The top toolbar aspect of the extension is nothing new as we’ve already seen other extensions offer similar functionality. Basically the toolbar provides a quick glance at how many Diggs and comments the page you’re currently visiting has.

The real power, however, comes from the notification system that it includes. When a new story is posted you’ll see a popup notification window in “near real-time.” Similarly you can also receive notifications for when your friends post new articles. Here’s an explanation by Kevin Rose on how it all works:

My only pet peeve is that when I click the “Digg It” button I shouldn’t be taken to the Digg page. The action should happen instantaneously without the Digg site having to load. If I wanted to go to the Digg page I’d just click the link for the comments.

–Eliminating the Need for the Digg Toolbar–

I don’t need another toolbar in my browser, and I’m sure that will be addressed in a future version of the extension. There’s an easy work around though. Go to View -> Toolbars -> Customize, and drag any of the objects from the Digg toolbar onto another toolbar. Here’s what it looks like when I dragged the two primary items up onto the Menu bar:

digg toolbar moved.png

I don’t recommend dragging the Digg menu item from the Digg toolbar up there, otherwise it will stretch out the images a lot on those buttons. They still get a little stretched out, but it’s not as bad as it would be if you dragged that button up to the top.

–Digg is “Above” Other Firefox Developers–

There’s just one thing that I, as a Firefox extension developer myself, find a bit frustrating. Digg is apparently being given special treatment on the Mozilla Add-ons site considering that their extension has been out less than 3-days, and it is no longer experimental. Extension editors/moderators are supposed to examine user reviews to determine whether an add-on should make it out of the Sandbox. Interestingly enough the Digg extension was made publicly available before they even had a single review.

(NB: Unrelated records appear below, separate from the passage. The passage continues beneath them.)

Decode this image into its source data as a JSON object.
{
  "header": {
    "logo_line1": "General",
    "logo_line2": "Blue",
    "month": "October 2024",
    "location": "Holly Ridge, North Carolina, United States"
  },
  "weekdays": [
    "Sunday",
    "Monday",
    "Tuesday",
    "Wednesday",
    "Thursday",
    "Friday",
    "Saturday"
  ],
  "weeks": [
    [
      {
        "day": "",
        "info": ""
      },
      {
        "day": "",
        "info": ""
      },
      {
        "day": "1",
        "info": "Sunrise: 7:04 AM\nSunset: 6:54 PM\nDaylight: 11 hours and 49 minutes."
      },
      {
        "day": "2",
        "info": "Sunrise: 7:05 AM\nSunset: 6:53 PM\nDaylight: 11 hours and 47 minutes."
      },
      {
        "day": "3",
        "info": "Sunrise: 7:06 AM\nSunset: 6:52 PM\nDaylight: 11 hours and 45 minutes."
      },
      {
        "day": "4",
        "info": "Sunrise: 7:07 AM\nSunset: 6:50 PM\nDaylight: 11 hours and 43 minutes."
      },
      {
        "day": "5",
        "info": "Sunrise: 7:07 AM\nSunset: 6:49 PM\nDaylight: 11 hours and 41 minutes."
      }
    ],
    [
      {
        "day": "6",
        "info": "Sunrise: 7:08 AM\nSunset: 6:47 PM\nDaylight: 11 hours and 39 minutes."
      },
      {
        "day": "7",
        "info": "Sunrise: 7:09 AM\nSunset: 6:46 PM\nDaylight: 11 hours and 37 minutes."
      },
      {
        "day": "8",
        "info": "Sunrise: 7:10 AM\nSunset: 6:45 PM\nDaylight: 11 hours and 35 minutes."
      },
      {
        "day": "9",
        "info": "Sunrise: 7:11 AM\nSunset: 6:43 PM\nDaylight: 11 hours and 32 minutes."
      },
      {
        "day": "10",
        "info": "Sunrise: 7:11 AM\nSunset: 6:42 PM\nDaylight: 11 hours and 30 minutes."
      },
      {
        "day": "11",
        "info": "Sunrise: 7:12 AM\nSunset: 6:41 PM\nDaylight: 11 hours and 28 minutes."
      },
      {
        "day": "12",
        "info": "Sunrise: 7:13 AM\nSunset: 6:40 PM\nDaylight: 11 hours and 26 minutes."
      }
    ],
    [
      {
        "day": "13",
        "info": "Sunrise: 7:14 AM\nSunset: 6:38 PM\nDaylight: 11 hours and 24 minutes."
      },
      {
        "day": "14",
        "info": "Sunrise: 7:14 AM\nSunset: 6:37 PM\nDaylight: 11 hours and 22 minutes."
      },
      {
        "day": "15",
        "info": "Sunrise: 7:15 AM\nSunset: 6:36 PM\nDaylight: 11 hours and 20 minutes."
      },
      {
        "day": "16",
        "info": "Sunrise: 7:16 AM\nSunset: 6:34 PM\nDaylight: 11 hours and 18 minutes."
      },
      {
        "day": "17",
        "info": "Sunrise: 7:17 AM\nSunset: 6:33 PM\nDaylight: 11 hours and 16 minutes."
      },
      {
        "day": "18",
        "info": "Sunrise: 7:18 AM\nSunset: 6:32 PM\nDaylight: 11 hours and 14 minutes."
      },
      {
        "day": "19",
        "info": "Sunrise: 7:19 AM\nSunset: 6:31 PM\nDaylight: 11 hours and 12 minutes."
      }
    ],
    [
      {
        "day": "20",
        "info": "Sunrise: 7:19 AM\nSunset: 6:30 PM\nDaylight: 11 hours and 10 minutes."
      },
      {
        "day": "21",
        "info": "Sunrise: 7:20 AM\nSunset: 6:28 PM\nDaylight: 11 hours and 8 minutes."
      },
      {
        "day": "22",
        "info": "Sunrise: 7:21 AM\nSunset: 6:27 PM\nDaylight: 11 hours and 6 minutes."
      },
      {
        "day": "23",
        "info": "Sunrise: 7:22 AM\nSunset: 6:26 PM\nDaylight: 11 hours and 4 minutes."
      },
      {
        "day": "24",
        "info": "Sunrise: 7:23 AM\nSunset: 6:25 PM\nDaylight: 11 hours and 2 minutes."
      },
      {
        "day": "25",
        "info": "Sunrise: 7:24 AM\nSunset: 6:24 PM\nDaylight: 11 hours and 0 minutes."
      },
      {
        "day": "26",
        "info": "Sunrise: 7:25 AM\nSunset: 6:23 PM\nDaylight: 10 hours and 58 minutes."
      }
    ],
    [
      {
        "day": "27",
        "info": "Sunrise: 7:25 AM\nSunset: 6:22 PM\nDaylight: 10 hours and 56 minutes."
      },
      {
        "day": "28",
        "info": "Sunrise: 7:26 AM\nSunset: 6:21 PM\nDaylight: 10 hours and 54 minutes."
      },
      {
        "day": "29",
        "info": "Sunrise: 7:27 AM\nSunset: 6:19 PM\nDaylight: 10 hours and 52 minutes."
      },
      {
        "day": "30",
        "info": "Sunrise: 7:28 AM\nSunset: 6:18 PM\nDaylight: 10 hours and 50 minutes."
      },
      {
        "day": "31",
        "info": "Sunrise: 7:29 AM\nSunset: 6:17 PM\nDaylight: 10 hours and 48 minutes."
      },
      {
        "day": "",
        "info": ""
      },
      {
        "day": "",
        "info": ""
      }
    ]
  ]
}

Yet our extension, CyberSearch, has 47 reviews (thanks everyone!) than theirs and it is still stuck in the Sandbox after over a month. I know the editors are overloaded, but I think they need to keep a fair playing field. Stuff like this is pretty discouraging for developers.